## Prompt
A verbatim reproduction of all the entries is needed.

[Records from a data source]
---*---

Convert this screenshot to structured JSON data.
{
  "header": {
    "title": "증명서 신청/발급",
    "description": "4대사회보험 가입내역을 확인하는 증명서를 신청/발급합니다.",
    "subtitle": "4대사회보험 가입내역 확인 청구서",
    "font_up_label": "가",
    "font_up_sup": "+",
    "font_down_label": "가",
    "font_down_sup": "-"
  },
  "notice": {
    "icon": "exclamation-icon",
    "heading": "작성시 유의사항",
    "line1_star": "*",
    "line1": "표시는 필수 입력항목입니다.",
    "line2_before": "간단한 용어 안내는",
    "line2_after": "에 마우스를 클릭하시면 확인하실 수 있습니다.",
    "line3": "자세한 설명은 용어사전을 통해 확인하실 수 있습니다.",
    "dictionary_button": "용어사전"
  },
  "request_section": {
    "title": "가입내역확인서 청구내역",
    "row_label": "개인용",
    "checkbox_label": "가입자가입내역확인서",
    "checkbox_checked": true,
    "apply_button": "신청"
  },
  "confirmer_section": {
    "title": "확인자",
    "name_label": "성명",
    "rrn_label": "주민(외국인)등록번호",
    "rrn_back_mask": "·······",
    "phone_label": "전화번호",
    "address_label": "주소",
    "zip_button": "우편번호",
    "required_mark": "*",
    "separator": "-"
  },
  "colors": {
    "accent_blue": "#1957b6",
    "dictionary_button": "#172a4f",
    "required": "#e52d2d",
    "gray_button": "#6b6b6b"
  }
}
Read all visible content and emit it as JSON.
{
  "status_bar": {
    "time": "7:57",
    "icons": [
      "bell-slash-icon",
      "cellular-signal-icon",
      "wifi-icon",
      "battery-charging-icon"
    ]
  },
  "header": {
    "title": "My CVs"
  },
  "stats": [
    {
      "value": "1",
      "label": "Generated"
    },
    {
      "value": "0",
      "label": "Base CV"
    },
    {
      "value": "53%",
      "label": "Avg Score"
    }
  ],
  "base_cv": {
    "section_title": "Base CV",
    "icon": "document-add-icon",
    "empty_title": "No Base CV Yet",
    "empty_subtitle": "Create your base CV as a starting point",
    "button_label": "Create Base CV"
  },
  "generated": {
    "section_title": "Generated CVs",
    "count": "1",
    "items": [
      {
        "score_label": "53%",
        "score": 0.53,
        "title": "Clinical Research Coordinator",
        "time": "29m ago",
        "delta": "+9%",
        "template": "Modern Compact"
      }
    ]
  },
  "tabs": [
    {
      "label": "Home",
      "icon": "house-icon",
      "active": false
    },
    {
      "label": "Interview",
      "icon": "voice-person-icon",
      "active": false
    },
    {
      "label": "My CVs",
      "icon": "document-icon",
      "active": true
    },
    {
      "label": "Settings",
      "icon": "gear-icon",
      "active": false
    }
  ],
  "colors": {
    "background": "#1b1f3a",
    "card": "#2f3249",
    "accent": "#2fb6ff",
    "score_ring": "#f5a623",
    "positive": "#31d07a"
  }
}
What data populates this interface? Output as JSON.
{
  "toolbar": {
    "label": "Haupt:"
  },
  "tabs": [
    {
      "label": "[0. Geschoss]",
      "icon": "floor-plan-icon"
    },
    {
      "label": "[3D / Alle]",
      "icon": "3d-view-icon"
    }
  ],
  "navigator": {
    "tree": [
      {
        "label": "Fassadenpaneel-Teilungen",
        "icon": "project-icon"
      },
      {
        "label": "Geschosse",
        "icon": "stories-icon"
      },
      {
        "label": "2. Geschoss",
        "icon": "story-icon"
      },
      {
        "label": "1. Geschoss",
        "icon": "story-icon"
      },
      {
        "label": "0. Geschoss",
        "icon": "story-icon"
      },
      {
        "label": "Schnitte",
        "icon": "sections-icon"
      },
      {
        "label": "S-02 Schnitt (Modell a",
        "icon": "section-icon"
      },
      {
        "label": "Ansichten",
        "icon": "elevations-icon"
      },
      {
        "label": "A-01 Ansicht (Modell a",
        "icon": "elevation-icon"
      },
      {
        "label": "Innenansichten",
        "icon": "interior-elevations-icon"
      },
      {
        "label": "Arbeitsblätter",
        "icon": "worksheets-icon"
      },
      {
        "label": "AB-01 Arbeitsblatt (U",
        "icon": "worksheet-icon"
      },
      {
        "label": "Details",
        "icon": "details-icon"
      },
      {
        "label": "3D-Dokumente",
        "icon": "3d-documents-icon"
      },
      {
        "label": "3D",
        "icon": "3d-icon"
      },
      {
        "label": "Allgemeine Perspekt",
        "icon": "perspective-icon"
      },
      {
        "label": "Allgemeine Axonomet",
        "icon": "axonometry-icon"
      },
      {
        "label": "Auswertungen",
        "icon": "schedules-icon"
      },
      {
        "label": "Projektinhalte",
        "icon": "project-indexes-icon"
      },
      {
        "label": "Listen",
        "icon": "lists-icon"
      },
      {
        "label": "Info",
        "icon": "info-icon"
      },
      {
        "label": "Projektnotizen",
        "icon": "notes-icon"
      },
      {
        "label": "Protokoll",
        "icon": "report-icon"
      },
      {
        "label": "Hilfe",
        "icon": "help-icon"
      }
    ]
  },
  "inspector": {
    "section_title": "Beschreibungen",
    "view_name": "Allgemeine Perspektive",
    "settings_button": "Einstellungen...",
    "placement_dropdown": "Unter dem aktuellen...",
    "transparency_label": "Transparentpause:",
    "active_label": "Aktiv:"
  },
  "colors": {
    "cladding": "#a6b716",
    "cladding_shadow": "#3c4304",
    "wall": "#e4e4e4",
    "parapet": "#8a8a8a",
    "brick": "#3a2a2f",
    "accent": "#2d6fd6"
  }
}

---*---

## Solution
Convert this screenshot to structured JSON data.
{
  "header": {
    "title": "증명서 신청/발급",
    "description": "4대사회보험 가입내역을 확인하는 증명서를 신청/발급합니다.",
    "subtitle": "4대사회보험 가입내역 확인 청구서",
    "font_up_label": "가",
    "font_up_sup": "+",
    "font_down_label": "가",
    "font_down_sup": "-"
  },
  "notice": {
    "icon": "exclamation-icon",
    "heading": "작성시 유의사항",
    "line1_star": "*",
    "line1": "표시는 필수 입력항목입니다.",
    "line2_before": "간단한 용어 안내는",
    "line2_after": "에 마우스를 클릭하시면 확인하실 수 있습니다.",
    "line3": "자세한 설명은 용어사전을 통해 확인하실 수 있습니다.",
    "dictionary_button": "용어사전"
  },
  "request_section": {
    "title": "가입내역확인서 청구내역",
    "row_label": "개인용",
    "checkbox_label": "가입자가입내역확인서",
    "checkbox_checked": true,
    "apply_button": "신청"
  },
  "confirmer_section": {
    "title": "확인자",
    "name_label": "성명",
    "rrn_label": "주민(외국인)등록번호",
    "rrn_back_mask": "·······",
    "phone_label": "전화번호",
    "address_label": "주소",
    "zip_button": "우편번호",
    "required_mark": "*",
    "separator": "-"
  },
  "colors": {
    "accent_blue": "#1957b6",
    "dictionary_button": "#172a4f",
    "required": "#e52d2d",
    "gray_button": "#6b6b6b"
  }
}
Read all visible content and emit it as JSON.
{
  "status_bar": {
    "time": "7:57",
    "icons": [
      "bell-slash-icon",
      "cellular-signal-icon",
      "wifi-icon",
      "battery-charging-icon"
    ]
  },
  "header": {
    "title": "My CVs"
  },
  "stats": [
    {
      "value": "1",
      "label": "Generated"
    },
    {
      "value": "0",
      "label": "Base CV"
    },
    {
      "value": "53%",
      "label": "Avg Score"
    }
  ],
  "base_cv": {
    "section_title": "Base CV",
    "icon": "document-add-icon",
    "empty_title": "No Base CV Yet",
    "empty_subtitle": "Create your base CV as a starting point",
    "button_label": "Create Base CV"
  },
  "generated": {
    "section_title": "Generated CVs",
    "count": "1",
    "items": [
      {
        "score_label": "53%",
        "score": 0.53,
        "title": "Clinical Research Coordinator",
        "time": "29m ago",
        "delta": "+9%",
        "template": "Modern Compact"
      }
    ]
  },
  "tabs": [
    {
      "label": "Home",
      "icon": "house-icon",
      "active": false
    },
    {
      "label": "Interview",
      "icon": "voice-person-icon",
      "active": false
    },
    {
      "label": "My CVs",
      "icon": "document-icon",
      "active": true
    },
    {
      "label": "Settings",
      "icon": "gear-icon",
      "active": false
    }
  ],
  "colors": {
    "background": "#1b1f3a",
    "card": "#2f3249",
    "accent": "#2fb6ff",
    "score_ring": "#f5a623",
    "positive": "#31d07a"
  }
}
What data populates this interface? Output as JSON.
{
  "toolbar": {
    "label": "Haupt:"
  },
  "tabs": [
    {
      "label": "[0. Geschoss]",
      "icon": "floor-plan-icon"
    },
    {
      "label": "[3D / Alle]",
      "icon": "3d-view-icon"
    }
  ],
  "navigator": {
    "tree": [
      {
        "label": "Fassadenpaneel-Teilungen",
        "icon": "project-icon"
      },
      {
        "label": "Geschosse",
        "icon": "stories-icon"
      },
      {
        "label": "2. Geschoss",
        "icon": "story-icon"
      },
      {
        "label": "1. Geschoss",
        "icon": "story-icon"
      },
      {
        "label": "0. Geschoss",
        "icon": "story-icon"
      },
      {
        "label": "Schnitte",
        "icon": "sections-icon"
      },
      {
        "label": "S-02 Schnitt (Modell a",
        "icon": "section-icon"
      },
      {
        "label": "Ansichten",
        "icon": "elevations-icon"
      },
      {
        "label": "A-01 Ansicht (Modell a",
        "icon": "elevation-icon"
      },
      {
        "label": "Innenansichten",
        "icon": "interior-elevations-icon"
      },
      {
        "label": "Arbeitsblätter",
        "icon": "worksheets-icon"
      },
      {
        "label": "AB-01 Arbeitsblatt (U",
        "icon": "worksheet-icon"
      },
      {
        "label": "Details",
        "icon": "details-icon"
      },
      {
        "label": "3D-Dokumente",
        "icon": "3d-documents-icon"
      },
      {
        "label": "3D",
        "icon": "3d-icon"
      },
      {
        "label": "Allgemeine Perspekt",
        "icon": "perspective-icon"
      },
      {
        "label": "Allgemeine Axonomet",
        "icon": "axonometry-icon"
      },
      {
        "label": "Auswertungen",
        "icon": "schedules-icon"
      },
      {
        "label": "Projektinhalte",
        "icon": "project-indexes-icon"
      },
      {
        "label": "Listen",
        "icon": "lists-icon"
      },
      {
        "label": "Info",
        "icon": "info-icon"
      },
      {
        "label": "Projektnotizen",
        "icon": "notes-icon"
      },
      {
        "label": "Protokoll",
        "icon": "report-icon"
      },
      {
        "label": "Hilfe",
        "icon": "help-icon"
      }
    ]
  },
  "inspector": {
    "section_title": "Beschreibungen",
    "view_name": "Allgemeine Perspektive",
    "settings_button": "Einstellungen...",
    "placement_dropdown": "Unter dem aktuellen...",
    "transparency_label": "Transparentpause:",
    "active_label": "Aktiv:"
  },
  "colors": {
    "cladding": "#a6b716",
    "cladding_shadow": "#3c4304",
    "wall": "#e4e4e4",
    "parapet": "#8a8a8a",
    "brick": "#3a2a2f",
    "accent": "#2d6fd6"
  }
}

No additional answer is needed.